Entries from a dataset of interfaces
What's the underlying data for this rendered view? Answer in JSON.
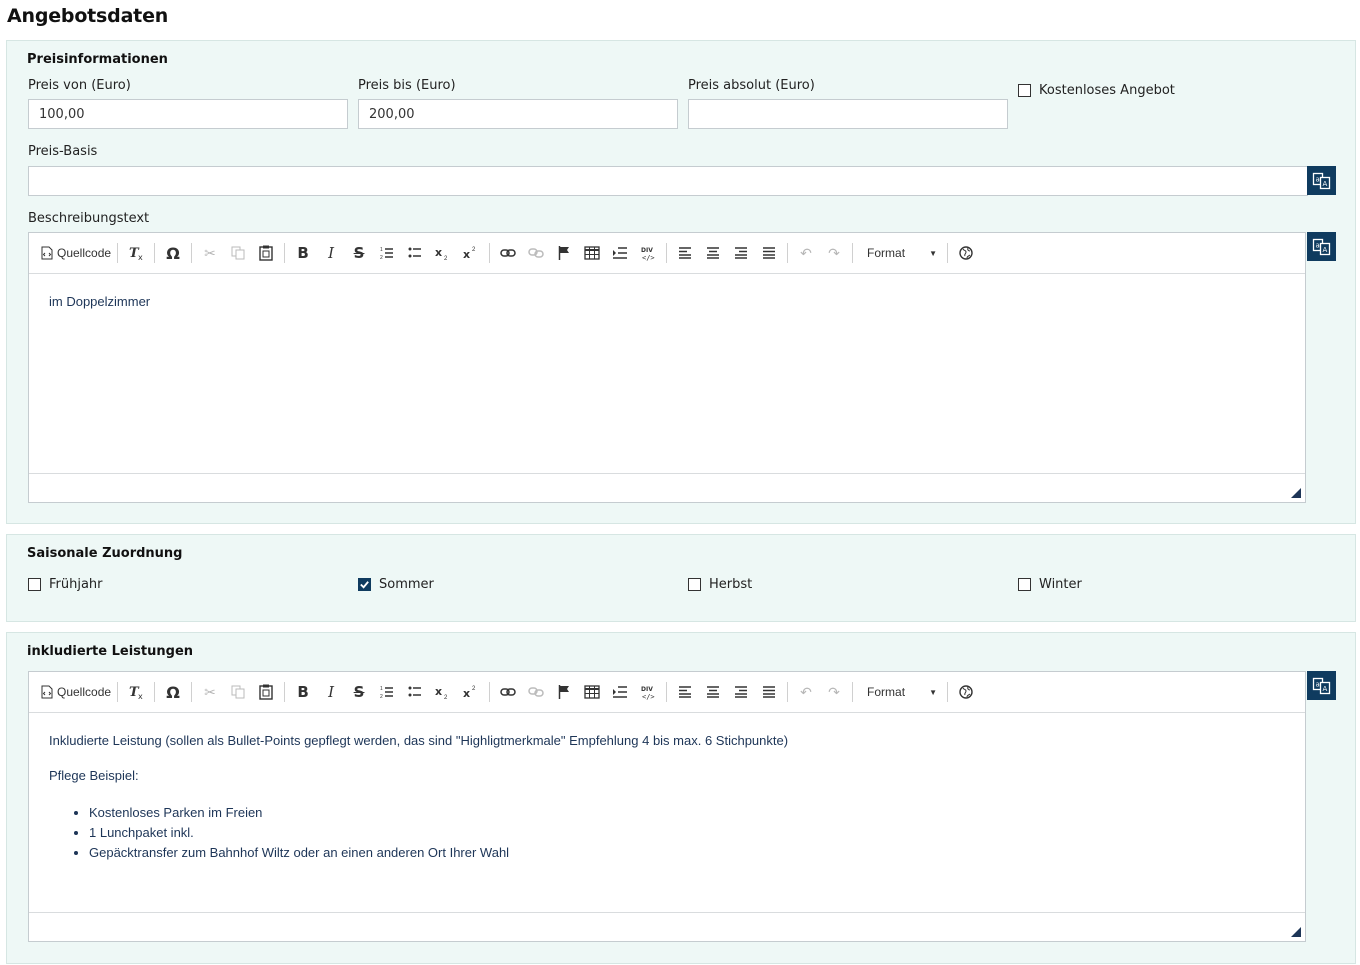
{
  "page": {
    "title": "Angebotsdaten"
  },
  "price": {
    "section_title": "Preisinformationen",
    "from": {
      "label": "Preis von (Euro)",
      "value": "100,00"
    },
    "to": {
      "label": "Preis bis (Euro)",
      "value": "200,00"
    },
    "absolute": {
      "label": "Preis absolut (Euro)",
      "value": ""
    },
    "free_offer": {
      "label": "Kostenloses Angebot",
      "checked": false
    },
    "basis": {
      "label": "Preis-Basis",
      "value": ""
    },
    "description": {
      "label": "Beschreibungstext",
      "content": "im Doppelzimmer"
    }
  },
  "toolbar": {
    "source_label": "Quellcode",
    "format_label": "Format"
  },
  "season": {
    "section_title": "Saisonale Zuordnung",
    "options": [
      {
        "label": "Frühjahr",
        "checked": false
      },
      {
        "label": "Sommer",
        "checked": true
      },
      {
        "label": "Herbst",
        "checked": false
      },
      {
        "label": "Winter",
        "checked": false
      }
    ]
  },
  "services": {
    "section_title": "inkludierte Leistungen",
    "paragraph1": "Inkludierte Leistung (sollen als Bullet-Points gepflegt werden, das sind \"Highligtmerkmale\" Empfehlung 4 bis max. 6 Stichpunkte)",
    "paragraph2": "Pflege Beispiel:",
    "items": [
      "Kostenloses Parken im Freien",
      "1 Lunchpaket inkl.",
      "Gepäcktransfer zum Bahnhof Wiltz oder an einen anderen Ort Ihrer Wahl"
    ]
  },
  "colors": {
    "accent": "#0f3b5f",
    "panel_bg": "#eef8f6",
    "text_blue": "#1d3557"
  }
}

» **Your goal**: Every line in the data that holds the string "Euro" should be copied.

» **Result for this task**:
      "label": "Preis von (Euro)",
      "label": "Preis bis (Euro)",
      "label": "Preis absolut (Euro)",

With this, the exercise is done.